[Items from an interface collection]

════════

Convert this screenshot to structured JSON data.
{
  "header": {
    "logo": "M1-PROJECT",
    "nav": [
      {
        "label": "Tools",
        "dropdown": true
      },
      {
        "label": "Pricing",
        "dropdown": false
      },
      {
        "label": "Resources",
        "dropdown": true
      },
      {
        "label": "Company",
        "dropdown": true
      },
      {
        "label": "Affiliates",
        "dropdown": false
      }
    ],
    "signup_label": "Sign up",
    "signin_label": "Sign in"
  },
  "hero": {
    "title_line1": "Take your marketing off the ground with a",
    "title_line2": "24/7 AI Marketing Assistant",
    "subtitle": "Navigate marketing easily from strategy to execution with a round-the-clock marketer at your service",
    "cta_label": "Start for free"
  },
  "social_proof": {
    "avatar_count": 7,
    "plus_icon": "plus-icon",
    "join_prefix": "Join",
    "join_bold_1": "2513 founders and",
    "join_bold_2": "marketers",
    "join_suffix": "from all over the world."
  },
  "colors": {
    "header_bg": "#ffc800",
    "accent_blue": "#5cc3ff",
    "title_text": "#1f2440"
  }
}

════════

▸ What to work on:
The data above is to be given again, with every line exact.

▸ Written solution:
Convert this screenshot to structured JSON data.
{
  "header": {
    "logo": "M1-PROJECT",
    "nav": [
      {
        "label": "Tools",
        "dropdown": true
      },
      {
        "label": "Pricing",
        "dropdown": false
      },
      {
        "label": "Resources",
        "dropdown": true
      },
      {
        "label": "Company",
        "dropdown": true
      },
      {
        "label": "Affiliates",
        "dropdown": false
      }
    ],
    "signup_label": "Sign up",
    "signin_label": "Sign in"
  },
  "hero": {
    "title_line1": "Take your marketing off the ground with a",
    "title_line2": "24/7 AI Marketing Assistant",
    "subtitle": "Navigate marketing easily from strategy to execution with a round-the-clock marketer at your service",
    "cta_label": "Start for free"
  },
  "social_proof": {
    "avatar_count": 7,
    "plus_icon": "plus-icon",
    "join_prefix": "Join",
    "join_bold_1": "2513 founders and",
    "join_bold_2": "marketers",
    "join_suffix": "from all over the world."
  },
  "colors": {
    "header_bg": "#ffc800",
    "accent_blue": "#5cc3ff",
    "title_text": "#1f2440"
  }
}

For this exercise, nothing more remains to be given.